Provided material
== Segment start ==
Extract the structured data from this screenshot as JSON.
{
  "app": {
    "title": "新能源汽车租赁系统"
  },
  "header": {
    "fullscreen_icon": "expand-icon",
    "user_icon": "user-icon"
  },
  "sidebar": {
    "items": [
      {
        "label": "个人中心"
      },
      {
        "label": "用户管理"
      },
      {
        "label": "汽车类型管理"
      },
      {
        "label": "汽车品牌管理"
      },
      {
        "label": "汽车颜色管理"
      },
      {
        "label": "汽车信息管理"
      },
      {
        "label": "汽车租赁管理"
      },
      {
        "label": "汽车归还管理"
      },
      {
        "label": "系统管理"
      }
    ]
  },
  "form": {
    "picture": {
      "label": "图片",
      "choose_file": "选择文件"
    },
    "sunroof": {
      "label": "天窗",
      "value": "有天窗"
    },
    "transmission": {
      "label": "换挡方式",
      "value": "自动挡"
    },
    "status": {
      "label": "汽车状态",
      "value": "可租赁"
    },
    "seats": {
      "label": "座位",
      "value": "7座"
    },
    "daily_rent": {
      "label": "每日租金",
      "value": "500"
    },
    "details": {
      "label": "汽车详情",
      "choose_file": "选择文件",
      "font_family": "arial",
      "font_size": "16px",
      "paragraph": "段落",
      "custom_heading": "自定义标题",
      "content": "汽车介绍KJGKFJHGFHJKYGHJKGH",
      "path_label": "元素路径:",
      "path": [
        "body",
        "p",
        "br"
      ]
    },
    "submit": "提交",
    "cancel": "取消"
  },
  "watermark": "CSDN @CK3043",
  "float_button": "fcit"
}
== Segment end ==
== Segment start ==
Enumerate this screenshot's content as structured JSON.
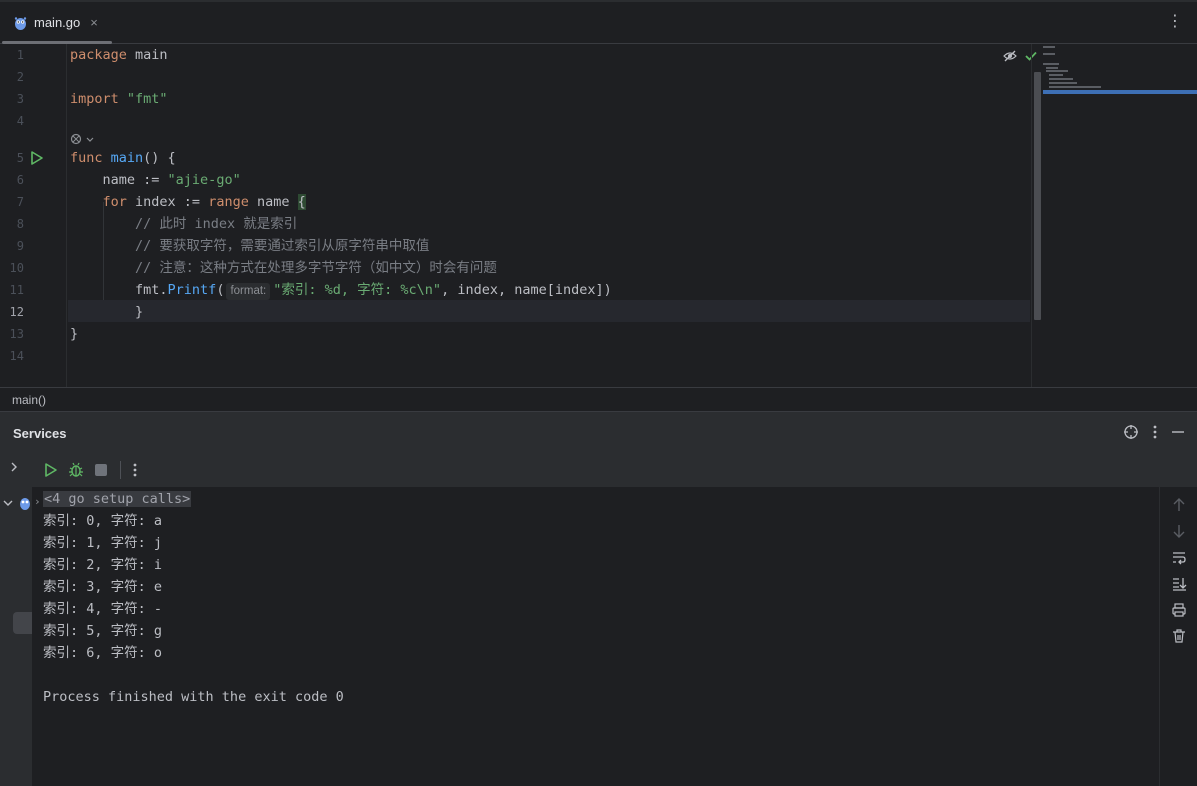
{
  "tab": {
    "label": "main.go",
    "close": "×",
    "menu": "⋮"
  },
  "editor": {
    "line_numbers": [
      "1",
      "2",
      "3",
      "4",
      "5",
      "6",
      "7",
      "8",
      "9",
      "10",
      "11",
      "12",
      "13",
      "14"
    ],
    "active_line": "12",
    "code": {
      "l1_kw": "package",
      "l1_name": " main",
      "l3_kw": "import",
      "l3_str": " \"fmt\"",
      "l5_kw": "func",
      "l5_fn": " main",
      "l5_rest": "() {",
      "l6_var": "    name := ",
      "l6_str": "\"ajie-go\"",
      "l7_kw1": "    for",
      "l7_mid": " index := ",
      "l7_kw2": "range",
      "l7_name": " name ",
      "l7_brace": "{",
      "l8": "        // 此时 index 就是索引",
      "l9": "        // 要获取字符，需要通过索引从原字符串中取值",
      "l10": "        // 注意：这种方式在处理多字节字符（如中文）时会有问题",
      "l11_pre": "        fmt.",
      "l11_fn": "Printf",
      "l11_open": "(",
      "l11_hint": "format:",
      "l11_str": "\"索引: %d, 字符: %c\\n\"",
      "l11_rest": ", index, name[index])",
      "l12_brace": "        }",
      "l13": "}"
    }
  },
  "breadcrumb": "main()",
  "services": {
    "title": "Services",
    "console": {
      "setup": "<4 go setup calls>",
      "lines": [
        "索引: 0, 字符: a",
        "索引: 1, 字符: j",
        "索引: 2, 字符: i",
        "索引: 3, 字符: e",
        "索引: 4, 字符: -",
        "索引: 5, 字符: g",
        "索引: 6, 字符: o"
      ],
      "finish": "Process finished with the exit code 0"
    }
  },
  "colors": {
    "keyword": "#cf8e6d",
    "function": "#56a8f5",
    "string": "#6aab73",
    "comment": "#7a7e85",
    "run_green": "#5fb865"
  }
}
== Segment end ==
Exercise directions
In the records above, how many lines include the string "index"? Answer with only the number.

Response to this exercise
3